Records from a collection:
========================

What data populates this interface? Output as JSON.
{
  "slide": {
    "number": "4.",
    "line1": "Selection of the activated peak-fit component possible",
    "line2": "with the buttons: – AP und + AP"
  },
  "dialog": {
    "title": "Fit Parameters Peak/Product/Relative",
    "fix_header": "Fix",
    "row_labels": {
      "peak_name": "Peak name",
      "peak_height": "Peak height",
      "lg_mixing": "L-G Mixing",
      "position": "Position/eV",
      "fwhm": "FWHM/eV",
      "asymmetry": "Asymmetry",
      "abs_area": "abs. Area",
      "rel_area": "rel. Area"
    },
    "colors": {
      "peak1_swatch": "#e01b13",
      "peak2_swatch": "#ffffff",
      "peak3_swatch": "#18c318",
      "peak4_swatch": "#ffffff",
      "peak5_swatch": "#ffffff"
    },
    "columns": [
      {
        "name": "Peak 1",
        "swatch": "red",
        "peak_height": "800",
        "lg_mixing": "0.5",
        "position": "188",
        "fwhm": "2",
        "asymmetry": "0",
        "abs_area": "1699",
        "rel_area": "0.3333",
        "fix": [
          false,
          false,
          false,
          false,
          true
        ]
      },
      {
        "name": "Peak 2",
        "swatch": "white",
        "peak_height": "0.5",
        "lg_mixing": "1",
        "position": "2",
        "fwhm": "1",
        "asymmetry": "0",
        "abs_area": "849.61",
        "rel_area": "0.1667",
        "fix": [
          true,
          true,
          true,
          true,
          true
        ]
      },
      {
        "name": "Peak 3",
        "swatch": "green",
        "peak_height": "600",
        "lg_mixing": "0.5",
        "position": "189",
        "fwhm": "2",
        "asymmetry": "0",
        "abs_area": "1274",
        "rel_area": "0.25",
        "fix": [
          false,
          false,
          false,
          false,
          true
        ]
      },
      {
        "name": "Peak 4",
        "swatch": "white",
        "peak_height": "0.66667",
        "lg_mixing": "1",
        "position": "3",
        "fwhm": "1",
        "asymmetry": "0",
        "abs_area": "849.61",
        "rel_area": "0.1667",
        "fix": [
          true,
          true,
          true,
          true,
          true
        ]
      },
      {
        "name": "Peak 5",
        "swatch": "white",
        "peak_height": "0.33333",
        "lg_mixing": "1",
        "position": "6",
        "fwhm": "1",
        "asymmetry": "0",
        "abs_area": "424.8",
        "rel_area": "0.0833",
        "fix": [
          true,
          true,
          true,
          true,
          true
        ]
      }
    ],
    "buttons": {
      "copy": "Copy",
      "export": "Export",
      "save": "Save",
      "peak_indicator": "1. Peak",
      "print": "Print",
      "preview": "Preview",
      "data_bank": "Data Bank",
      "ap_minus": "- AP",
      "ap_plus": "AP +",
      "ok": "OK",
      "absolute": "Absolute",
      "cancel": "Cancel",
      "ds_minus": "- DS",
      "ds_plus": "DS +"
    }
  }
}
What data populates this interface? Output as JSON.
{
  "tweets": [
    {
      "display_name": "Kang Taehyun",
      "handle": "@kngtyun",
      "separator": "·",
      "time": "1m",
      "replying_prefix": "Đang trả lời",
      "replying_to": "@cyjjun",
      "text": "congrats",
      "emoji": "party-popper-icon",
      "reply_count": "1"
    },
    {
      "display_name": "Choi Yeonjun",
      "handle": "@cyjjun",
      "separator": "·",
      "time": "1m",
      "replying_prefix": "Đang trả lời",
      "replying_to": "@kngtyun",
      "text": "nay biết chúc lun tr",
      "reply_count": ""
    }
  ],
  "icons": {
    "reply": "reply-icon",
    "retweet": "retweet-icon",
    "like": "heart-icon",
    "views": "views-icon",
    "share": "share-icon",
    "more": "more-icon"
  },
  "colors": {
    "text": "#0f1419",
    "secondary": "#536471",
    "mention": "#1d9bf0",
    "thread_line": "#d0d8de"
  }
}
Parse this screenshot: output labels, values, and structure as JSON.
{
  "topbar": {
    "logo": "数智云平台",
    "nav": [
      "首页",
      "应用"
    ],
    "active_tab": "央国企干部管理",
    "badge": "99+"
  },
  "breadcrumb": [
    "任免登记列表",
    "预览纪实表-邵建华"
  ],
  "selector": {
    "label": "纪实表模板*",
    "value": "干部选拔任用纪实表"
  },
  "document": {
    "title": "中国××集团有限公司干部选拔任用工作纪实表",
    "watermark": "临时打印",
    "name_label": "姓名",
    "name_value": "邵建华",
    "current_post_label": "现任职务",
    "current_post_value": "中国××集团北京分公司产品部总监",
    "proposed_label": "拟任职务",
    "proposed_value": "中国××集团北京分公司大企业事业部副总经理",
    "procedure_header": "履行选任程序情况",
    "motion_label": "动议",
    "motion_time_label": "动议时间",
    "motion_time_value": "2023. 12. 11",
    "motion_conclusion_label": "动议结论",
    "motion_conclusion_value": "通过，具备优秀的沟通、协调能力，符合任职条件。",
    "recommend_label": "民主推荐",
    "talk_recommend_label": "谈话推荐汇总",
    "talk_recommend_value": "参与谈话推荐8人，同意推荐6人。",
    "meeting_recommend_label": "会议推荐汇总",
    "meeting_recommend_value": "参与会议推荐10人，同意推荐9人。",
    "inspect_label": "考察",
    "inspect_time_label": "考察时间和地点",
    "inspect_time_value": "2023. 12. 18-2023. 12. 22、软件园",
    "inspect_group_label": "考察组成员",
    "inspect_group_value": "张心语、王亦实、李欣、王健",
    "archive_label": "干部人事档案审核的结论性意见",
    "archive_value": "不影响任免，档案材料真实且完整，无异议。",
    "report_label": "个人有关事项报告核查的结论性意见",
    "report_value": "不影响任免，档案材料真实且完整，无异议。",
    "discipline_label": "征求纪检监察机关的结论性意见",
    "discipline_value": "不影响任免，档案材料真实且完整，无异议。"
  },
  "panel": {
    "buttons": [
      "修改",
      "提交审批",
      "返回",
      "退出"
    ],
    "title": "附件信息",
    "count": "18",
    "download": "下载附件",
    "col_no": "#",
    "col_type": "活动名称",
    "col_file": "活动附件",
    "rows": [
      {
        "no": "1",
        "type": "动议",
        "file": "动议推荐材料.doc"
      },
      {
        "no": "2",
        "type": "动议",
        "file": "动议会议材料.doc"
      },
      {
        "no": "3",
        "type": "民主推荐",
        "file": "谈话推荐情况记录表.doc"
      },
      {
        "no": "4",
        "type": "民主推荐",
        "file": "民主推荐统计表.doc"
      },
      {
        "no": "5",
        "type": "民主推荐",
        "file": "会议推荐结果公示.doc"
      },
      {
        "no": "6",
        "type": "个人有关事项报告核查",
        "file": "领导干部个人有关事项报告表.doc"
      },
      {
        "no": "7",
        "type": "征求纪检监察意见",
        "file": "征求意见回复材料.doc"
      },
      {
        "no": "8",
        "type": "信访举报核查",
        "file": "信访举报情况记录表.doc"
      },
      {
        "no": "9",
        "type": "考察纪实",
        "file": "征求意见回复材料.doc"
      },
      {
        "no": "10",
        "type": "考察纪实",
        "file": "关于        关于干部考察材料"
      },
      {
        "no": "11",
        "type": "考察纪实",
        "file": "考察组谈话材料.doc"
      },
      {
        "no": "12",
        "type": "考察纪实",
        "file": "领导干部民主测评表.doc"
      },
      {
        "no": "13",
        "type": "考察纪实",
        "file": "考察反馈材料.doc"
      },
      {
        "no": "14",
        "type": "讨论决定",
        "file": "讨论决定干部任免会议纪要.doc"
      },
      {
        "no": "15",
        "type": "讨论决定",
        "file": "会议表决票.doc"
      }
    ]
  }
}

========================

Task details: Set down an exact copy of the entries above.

Task output:
What data populates this interface? Output as JSON.
{
  "slide": {
    "number": "4.",
    "line1": "Selection of the activated peak-fit component possible",
    "line2": "with the buttons: – AP und + AP"
  },
  "dialog": {
    "title": "Fit Parameters Peak/Product/Relative",
    "fix_header": "Fix",
    "row_labels": {
      "peak_name": "Peak name",
      "peak_height": "Peak height",
      "lg_mixing": "L-G Mixing",
      "position": "Position/eV",
      "fwhm": "FWHM/eV",
      "asymmetry": "Asymmetry",
      "abs_area": "abs. Area",
      "rel_area": "rel. Area"
    },
    "colors": {
      "peak1_swatch": "#e01b13",
      "peak2_swatch": "#ffffff",
      "peak3_swatch": "#18c318",
      "peak4_swatch": "#ffffff",
      "peak5_swatch": "#ffffff"
    },
    "columns": [
      {
        "name": "Peak 1",
        "swatch": "red",
        "peak_height": "800",
        "lg_mixing": "0.5",
        "position": "188",
        "fwhm": "2",
        "asymmetry": "0",
        "abs_area": "1699",
        "rel_area": "0.3333",
        "fix": [
          false,
          false,
          false,
          false,
          true
        ]
      },
      {
        "name": "Peak 2",
        "swatch": "white",
        "peak_height": "0.5",
        "lg_mixing": "1",
        "position": "2",
        "fwhm": "1",
        "asymmetry": "0",
        "abs_area": "849.61",
        "rel_area": "0.1667",
        "fix": [
          true,
          true,
          true,
          true,
          true
        ]
      },
      {
        "name": "Peak 3",
        "swatch": "green",
        "peak_height": "600",
        "lg_mixing": "0.5",
        "position": "189",
        "fwhm": "2",
        "asymmetry": "0",
        "abs_area": "1274",
        "rel_area": "0.25",
        "fix": [
          false,
          false,
          false,
          false,
          true
        ]
      },
      {
        "name": "Peak 4",
        "swatch": "white",
        "peak_height": "0.66667",
        "lg_mixing": "1",
        "position": "3",
        "fwhm": "1",
        "asymmetry": "0",
        "abs_area": "849.61",
        "rel_area": "0.1667",
        "fix": [
          true,
          true,
          true,
          true,
          true
        ]
      },
      {
        "name": "Peak 5",
        "swatch": "white",
        "peak_height": "0.33333",
        "lg_mixing": "1",
        "position": "6",
        "fwhm": "1",
        "asymmetry": "0",
        "abs_area": "424.8",
        "rel_area": "0.0833",
        "fix": [
          true,
          true,
          true,
          true,
          true
        ]
      }
    ],
    "buttons": {
      "copy": "Copy",
      "export": "Export",
      "save": "Save",
      "peak_indicator": "1. Peak",
      "print": "Print",
      "preview": "Preview",
      "data_bank": "Data Bank",
      "ap_minus": "- AP",
      "ap_plus": "AP +",
      "ok": "OK",
      "absolute": "Absolute",
      "cancel": "Cancel",
      "ds_minus": "- DS",
      "ds_plus": "DS +"
    }
  }
}
What data populates this interface? Output as JSON.
{
  "tweets": [
    {
      "display_name": "Kang Taehyun",
      "handle": "@kngtyun",
      "separator": "·",
      "time": "1m",
      "replying_prefix": "Đang trả lời",
      "replying_to": "@cyjjun",
      "text": "congrats",
      "emoji": "party-popper-icon",
      "reply_count": "1"
    },
    {
      "display_name": "Choi Yeonjun",
      "handle": "@cyjjun",
      "separator": "·",
      "time": "1m",
      "replying_prefix": "Đang trả lời",
      "replying_to": "@kngtyun",
      "text": "nay biết chúc lun tr",
      "reply_count": ""
    }
  ],
  "icons": {
    "reply": "reply-icon",
    "retweet": "retweet-icon",
    "like": "heart-icon",
    "views": "views-icon",
    "share": "share-icon",
    "more": "more-icon"
  },
  "colors": {
    "text": "#0f1419",
    "secondary": "#536471",
    "mention": "#1d9bf0",
    "thread_line": "#d0d8de"
  }
}
Parse this screenshot: output labels, values, and structure as JSON.
{
  "topbar": {
    "logo": "数智云平台",
    "nav": [
      "首页",
      "应用"
    ],
    "active_tab": "央国企干部管理",
    "badge": "99+"
  },
  "breadcrumb": [
    "任免登记列表",
    "预览纪实表-邵建华"
  ],
  "selector": {
    "label": "纪实表模板*",
    "value": "干部选拔任用纪实表"
  },
  "document": {
    "title": "中国××集团有限公司干部选拔任用工作纪实表",
    "watermark": "临时打印",
    "name_label": "姓名",
    "name_value": "邵建华",
    "current_post_label": "现任职务",
    "current_post_value": "中国××集团北京分公司产品部总监",
    "proposed_label": "拟任职务",
    "proposed_value": "中国××集团北京分公司大企业事业部副总经理",
    "procedure_header": "履行选任程序情况",
    "motion_label": "动议",
    "motion_time_label": "动议时间",
    "motion_time_value": "2023. 12. 11",
    "motion_conclusion_label": "动议结论",
    "motion_conclusion_value": "通过，具备优秀的沟通、协调能力，符合任职条件。",
    "recommend_label": "民主推荐",
    "talk_recommend_label": "谈话推荐汇总",
    "talk_recommend_value": "参与谈话推荐8人，同意推荐6人。",
    "meeting_recommend_label": "会议推荐汇总",
    "meeting_recommend_value": "参与会议推荐10人，同意推荐9人。",
    "inspect_label": "考察",
    "inspect_time_label": "考察时间和地点",
    "inspect_time_value": "2023. 12. 18-2023. 12. 22、软件园",
    "inspect_group_label": "考察组成员",
    "inspect_group_value": "张心语、王亦实、李欣、王健",
    "archive_label": "干部人事档案审核的结论性意见",
    "archive_value": "不影响任免，档案材料真实且完整，无异议。",
    "report_label": "个人有关事项报告核查的结论性意见",
    "report_value": "不影响任免，档案材料真实且完整，无异议。",
    "discipline_label": "征求纪检监察机关的结论性意见",
    "discipline_value": "不影响任免，档案材料真实且完整，无异议。"
  },
  "panel": {
    "buttons": [
      "修改",
      "提交审批",
      "返回",
      "退出"
    ],
    "title": "附件信息",
    "count": "18",
    "download": "下载附件",
    "col_no": "#",
    "col_type": "活动名称",
    "col_file": "活动附件",
    "rows": [
      {
        "no": "1",
        "type": "动议",
        "file": "动议推荐材料.doc"
      },
      {
        "no": "2",
        "type": "动议",
        "file": "动议会议材料.doc"
      },
      {
        "no": "3",
        "type": "民主推荐",
        "file": "谈话推荐情况记录表.doc"
      },
      {
        "no": "4",
        "type": "民主推荐",
        "file": "民主推荐统计表.doc"
      },
      {
        "no": "5",
        "type": "民主推荐",
        "file": "会议推荐结果公示.doc"
      },
      {
        "no": "6",
        "type": "个人有关事项报告核查",
        "file": "领导干部个人有关事项报告表.doc"
      },
      {
        "no": "7",
        "type": "征求纪检监察意见",
        "file": "征求意见回复材料.doc"
      },
      {
        "no": "8",
        "type": "信访举报核查",
        "file": "信访举报情况记录表.doc"
      },
      {
        "no": "9",
        "type": "考察纪实",
        "file": "征求意见回复材料.doc"
      },
      {
        "no": "10",
        "type": "考察纪实",
        "file": "关于        关于干部考察材料"
      },
      {
        "no": "11",
        "type": "考察纪实",
        "file": "考察组谈话材料.doc"
      },
      {
        "no": "12",
        "type": "考察纪实",
        "file": "领导干部民主测评表.doc"
      },
      {
        "no": "13",
        "type": "考察纪实",
        "file": "考察反馈材料.doc"
      },
      {
        "no": "14",
        "type": "讨论决定",
        "file": "讨论决定干部任免会议纪要.doc"
      },
      {
        "no": "15",
        "type": "讨论决定",
        "file": "会议表决票.doc"
      }
    ]
  }
}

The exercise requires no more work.